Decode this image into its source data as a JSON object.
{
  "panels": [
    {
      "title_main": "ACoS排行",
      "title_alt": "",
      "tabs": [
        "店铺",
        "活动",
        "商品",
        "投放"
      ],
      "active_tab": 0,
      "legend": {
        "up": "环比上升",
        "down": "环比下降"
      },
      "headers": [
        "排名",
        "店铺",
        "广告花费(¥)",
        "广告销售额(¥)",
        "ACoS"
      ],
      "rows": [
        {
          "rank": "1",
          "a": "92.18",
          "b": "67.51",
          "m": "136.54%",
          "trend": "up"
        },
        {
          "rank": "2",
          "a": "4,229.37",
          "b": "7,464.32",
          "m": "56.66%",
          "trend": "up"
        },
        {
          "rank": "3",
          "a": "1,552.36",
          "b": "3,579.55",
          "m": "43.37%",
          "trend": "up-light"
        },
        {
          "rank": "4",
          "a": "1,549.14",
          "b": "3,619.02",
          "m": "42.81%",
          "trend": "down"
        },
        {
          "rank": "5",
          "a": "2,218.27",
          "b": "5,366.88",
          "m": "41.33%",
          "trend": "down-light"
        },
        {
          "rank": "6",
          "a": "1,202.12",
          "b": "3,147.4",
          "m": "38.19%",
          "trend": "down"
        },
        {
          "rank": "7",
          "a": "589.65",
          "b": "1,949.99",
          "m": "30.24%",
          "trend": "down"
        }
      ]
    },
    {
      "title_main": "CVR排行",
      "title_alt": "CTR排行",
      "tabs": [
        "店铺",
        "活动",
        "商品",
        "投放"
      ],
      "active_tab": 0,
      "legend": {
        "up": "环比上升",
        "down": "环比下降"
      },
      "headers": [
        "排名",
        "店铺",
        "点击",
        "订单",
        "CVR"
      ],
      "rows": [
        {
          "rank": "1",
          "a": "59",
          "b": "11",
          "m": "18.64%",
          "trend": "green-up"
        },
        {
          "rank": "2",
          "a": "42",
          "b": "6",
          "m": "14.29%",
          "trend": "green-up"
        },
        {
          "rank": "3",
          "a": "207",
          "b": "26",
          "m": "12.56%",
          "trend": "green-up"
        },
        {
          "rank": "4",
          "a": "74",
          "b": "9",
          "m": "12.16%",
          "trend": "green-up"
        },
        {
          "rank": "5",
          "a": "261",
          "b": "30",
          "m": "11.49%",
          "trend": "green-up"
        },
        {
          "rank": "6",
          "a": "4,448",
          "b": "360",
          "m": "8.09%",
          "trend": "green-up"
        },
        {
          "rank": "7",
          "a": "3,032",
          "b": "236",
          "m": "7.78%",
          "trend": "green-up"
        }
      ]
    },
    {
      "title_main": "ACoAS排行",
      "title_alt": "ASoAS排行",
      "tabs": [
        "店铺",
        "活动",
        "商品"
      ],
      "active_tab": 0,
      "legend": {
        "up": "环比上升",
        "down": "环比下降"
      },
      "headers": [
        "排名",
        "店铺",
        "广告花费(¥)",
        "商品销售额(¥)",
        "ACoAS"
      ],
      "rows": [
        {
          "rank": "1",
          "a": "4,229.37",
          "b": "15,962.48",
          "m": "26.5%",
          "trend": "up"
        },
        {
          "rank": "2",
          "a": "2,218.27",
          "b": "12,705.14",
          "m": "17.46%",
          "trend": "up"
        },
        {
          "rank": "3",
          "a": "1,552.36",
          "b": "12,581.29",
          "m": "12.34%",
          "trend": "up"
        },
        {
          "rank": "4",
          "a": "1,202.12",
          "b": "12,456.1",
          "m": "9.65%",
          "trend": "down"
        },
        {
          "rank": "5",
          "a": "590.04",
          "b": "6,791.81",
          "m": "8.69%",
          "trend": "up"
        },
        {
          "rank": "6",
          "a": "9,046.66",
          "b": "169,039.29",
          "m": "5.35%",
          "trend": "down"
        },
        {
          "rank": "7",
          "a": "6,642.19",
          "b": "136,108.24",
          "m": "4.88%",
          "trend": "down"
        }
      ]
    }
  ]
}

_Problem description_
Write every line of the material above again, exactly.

_Reply_
Decode this image into its source data as a JSON object.
{
  "panels": [
    {
      "title_main": "ACoS排行",
      "title_alt": "",
      "tabs": [
        "店铺",
        "活动",
        "商品",
        "投放"
      ],
      "active_tab": 0,
      "legend": {
        "up": "环比上升",
        "down": "环比下降"
      },
      "headers": [
        "排名",
        "店铺",
        "广告花费(¥)",
        "广告销售额(¥)",
        "ACoS"
      ],
      "rows": [
        {
          "rank": "1",
          "a": "92.18",
          "b": "67.51",
          "m": "136.54%",
          "trend": "up"
        },
        {
          "rank": "2",
          "a": "4,229.37",
          "b": "7,464.32",
          "m": "56.66%",
          "trend": "up"
        },
        {
          "rank": "3",
          "a": "1,552.36",
          "b": "3,579.55",
          "m": "43.37%",
          "trend": "up-light"
        },
        {
          "rank": "4",
          "a": "1,549.14",
          "b": "3,619.02",
          "m": "42.81%",
          "trend": "down"
        },
        {
          "rank": "5",
          "a": "2,218.27",
          "b": "5,366.88",
          "m": "41.33%",
          "trend": "down-light"
        },
        {
          "rank": "6",
          "a": "1,202.12",
          "b": "3,147.4",
          "m": "38.19%",
          "trend": "down"
        },
        {
          "rank": "7",
          "a": "589.65",
          "b": "1,949.99",
          "m": "30.24%",
          "trend": "down"
        }
      ]
    },
    {
      "title_main": "CVR排行",
      "title_alt": "CTR排行",
      "tabs": [
        "店铺",
        "活动",
        "商品",
        "投放"
      ],
      "active_tab": 0,
      "legend": {
        "up": "环比上升",
        "down": "环比下降"
      },
      "headers": [
        "排名",
        "店铺",
        "点击",
        "订单",
        "CVR"
      ],
      "rows": [
        {
          "rank": "1",
          "a": "59",
          "b": "11",
          "m": "18.64%",
          "trend": "green-up"
        },
        {
          "rank": "2",
          "a": "42",
          "b": "6",
          "m": "14.29%",
          "trend": "green-up"
        },
        {
          "rank": "3",
          "a": "207",
          "b": "26",
          "m": "12.56%",
          "trend": "green-up"
        },
        {
          "rank": "4",
          "a": "74",
          "b": "9",
          "m": "12.16%",
          "trend": "green-up"
        },
        {
          "rank": "5",
          "a": "261",
          "b": "30",
          "m": "11.49%",
          "trend": "green-up"
        },
        {
          "rank": "6",
          "a": "4,448",
          "b": "360",
          "m": "8.09%",
          "trend": "green-up"
        },
        {
          "rank": "7",
          "a": "3,032",
          "b": "236",
          "m": "7.78%",
          "trend": "green-up"
        }
      ]
    },
    {
      "title_main": "ACoAS排行",
      "title_alt": "ASoAS排行",
      "tabs": [
        "店铺",
        "活动",
        "商品"
      ],
      "active_tab": 0,
      "legend": {
        "up": "环比上升",
        "down": "环比下降"
      },
      "headers": [
        "排名",
        "店铺",
        "广告花费(¥)",
        "商品销售额(¥)",
        "ACoAS"
      ],
      "rows": [
        {
          "rank": "1",
          "a": "4,229.37",
          "b": "15,962.48",
          "m": "26.5%",
          "trend": "up"
        },
        {
          "rank": "2",
          "a": "2,218.27",
          "b": "12,705.14",
          "m": "17.46%",
          "trend": "up"
        },
        {
          "rank": "3",
          "a": "1,552.36",
          "b": "12,581.29",
          "m": "12.34%",
          "trend": "up"
        },
        {
          "rank": "4",
          "a": "1,202.12",
          "b": "12,456.1",
          "m": "9.65%",
          "trend": "down"
        },
        {
          "rank": "5",
          "a": "590.04",
          "b": "6,791.81",
          "m": "8.69%",
          "trend": "up"
        },
        {
          "rank": "6",
          "a": "9,046.66",
          "b": "169,039.29",
          "m": "5.35%",
          "trend": "down"
        },
        {
          "rank": "7",
          "a": "6,642.19",
          "b": "136,108.24",
          "m": "4.88%",
          "trend": "down"
        }
      ]
    }
  ]
}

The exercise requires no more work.